→ TASK PROMPT
In the data, find the word "this" and copy out every line that has it.

.....

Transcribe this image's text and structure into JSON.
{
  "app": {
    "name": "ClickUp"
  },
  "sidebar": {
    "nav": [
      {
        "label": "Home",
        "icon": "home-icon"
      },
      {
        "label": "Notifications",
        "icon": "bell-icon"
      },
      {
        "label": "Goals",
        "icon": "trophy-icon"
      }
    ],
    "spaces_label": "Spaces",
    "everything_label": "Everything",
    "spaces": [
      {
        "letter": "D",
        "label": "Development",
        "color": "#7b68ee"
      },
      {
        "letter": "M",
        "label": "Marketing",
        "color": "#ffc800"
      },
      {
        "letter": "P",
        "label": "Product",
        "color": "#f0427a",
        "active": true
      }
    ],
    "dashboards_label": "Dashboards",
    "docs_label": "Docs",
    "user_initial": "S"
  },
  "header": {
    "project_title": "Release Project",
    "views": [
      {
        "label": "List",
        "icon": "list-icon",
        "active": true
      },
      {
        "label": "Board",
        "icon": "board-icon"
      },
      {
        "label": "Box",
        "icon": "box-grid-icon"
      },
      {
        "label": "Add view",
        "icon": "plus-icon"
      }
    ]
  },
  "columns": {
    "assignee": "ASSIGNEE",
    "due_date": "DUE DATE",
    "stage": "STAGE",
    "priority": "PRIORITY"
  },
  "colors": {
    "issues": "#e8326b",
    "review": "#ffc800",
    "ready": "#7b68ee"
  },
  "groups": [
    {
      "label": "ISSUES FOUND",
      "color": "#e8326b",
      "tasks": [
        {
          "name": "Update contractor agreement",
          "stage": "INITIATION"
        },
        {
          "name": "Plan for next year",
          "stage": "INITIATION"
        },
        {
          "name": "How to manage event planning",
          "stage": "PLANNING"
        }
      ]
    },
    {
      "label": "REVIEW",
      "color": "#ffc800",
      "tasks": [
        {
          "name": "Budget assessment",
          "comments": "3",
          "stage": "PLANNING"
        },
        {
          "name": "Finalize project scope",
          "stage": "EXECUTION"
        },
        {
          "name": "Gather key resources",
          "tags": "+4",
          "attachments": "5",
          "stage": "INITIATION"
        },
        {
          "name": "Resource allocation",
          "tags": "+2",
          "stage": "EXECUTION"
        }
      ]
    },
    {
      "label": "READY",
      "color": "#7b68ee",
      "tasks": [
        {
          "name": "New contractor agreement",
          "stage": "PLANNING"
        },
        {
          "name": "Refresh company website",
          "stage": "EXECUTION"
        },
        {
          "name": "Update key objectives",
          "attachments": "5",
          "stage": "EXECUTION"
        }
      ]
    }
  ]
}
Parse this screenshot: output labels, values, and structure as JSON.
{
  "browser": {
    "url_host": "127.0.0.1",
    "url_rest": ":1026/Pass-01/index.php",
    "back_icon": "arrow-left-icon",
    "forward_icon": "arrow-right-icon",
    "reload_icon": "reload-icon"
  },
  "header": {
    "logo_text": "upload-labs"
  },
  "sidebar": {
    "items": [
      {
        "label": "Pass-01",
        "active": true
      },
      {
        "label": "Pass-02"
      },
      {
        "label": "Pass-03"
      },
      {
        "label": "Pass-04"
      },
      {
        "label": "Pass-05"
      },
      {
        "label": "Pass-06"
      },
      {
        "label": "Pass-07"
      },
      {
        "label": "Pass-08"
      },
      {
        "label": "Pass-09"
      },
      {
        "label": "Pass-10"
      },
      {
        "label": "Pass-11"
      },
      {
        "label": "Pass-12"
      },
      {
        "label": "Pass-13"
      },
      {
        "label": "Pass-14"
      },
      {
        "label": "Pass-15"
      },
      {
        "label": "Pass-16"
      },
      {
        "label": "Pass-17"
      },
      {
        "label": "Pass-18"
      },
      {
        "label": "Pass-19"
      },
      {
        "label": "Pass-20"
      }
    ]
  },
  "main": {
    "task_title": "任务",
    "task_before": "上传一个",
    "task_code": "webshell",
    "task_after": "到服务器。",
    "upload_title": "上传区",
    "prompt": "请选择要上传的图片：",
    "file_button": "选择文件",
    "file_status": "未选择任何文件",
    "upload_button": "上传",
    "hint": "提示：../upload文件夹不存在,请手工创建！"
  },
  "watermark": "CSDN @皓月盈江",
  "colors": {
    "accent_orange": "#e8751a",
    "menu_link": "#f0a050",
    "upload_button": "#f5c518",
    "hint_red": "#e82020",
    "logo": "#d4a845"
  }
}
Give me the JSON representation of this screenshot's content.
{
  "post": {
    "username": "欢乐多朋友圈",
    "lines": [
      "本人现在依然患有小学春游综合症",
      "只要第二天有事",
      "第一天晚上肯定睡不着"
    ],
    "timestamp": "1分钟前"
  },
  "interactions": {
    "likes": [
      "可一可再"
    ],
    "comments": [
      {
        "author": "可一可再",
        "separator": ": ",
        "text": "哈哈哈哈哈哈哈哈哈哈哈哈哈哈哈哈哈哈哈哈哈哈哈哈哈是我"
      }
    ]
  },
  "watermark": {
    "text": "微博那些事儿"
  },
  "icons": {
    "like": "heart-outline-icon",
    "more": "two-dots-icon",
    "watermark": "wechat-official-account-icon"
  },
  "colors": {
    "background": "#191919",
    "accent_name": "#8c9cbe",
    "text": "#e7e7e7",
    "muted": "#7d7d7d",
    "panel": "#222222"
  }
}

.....

→ REPLY
Transcribe this image's text and structure into JSON.
Parse this screenshot: output labels, values, and structure as JSON.
Give me the JSON representation of this screenshot's content.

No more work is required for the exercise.